The funds raised in the public phase of the campaign brings the total value of gifts and pledges to $4.8 billion.
Faculty and students in the proliferating computer science program say that it should build upon Harvard’s liberal arts tradition and expand existing interdisciplinary offerings.
Harvard Medical School is halfway toward its goal of raising $750 million in its piece of the ongoing University-wide capital campaign, the school announced Thursday afternoon.
The updated figure, which reflects the progress of the Business School’s campaign through June 30, comprises both the $600 million in gifts and pledges raised during its three-year quiet phase as well as those amassed in its public phase.
Harvard’s small surplus is a move into the black after recent years of deficits large and small. The progress was largely fueled by the first public year of fundraising for the Harvard Campaign.
Surveyors are actively evaluating three houses to determine which one will follow Winthrop House in undergoing a complete renovation, likely to begin in 2017.

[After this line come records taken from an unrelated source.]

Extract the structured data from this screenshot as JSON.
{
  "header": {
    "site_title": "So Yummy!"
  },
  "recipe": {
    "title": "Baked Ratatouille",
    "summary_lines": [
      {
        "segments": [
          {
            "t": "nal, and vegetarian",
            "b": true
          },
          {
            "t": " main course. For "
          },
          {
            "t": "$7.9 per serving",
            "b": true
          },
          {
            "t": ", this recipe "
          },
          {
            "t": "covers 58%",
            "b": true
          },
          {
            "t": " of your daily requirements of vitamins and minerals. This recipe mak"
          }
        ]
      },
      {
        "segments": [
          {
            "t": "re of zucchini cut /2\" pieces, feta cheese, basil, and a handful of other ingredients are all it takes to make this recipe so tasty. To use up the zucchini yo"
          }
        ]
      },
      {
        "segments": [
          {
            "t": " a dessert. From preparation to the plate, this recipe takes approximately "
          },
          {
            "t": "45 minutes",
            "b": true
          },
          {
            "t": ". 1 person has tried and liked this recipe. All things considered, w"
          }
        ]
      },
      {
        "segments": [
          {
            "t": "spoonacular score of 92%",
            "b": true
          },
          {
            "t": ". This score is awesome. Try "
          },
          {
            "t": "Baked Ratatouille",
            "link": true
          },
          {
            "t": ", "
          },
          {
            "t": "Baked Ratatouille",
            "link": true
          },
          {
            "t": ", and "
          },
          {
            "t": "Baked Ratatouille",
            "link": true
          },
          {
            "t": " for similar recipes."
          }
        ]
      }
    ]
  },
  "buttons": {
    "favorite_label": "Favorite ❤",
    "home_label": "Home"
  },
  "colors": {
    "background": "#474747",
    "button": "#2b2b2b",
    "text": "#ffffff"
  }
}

Though she began by laying out the tangible indicators—wealth, employment, and civic engagement—that are often used to encourage college attendance, Faust spent the bulk of her talk arguing that college is critical for reasons that can’t necessarily be measured.
Faust’s Dallas speech marks the conclusion of a major international trip that saw her spend most of this week in Mexico, where she met with Harvard affiliates and alumni.
Although implementation is just a series of approvals away, much has yet to be determined for Harvard’s first-ever dramatic arts concentration.
Greenhouse Cafe will be combined with the library as collaborative spaces replace books.
Griffin, founder of Chicago-based investment firm Citadel, donated $150 million to the University in February. At least $125 million of the gift will go toward financial aid.
Norwegian business magnate Christen Sveaas has donated $11 million to the Harvard Kennedy School of Government.
Including three new buildings and the elevation of the school’s current courtyard, the project looks to be one of the largest capital expansions on Harvard’s Cambridge campus in recent history.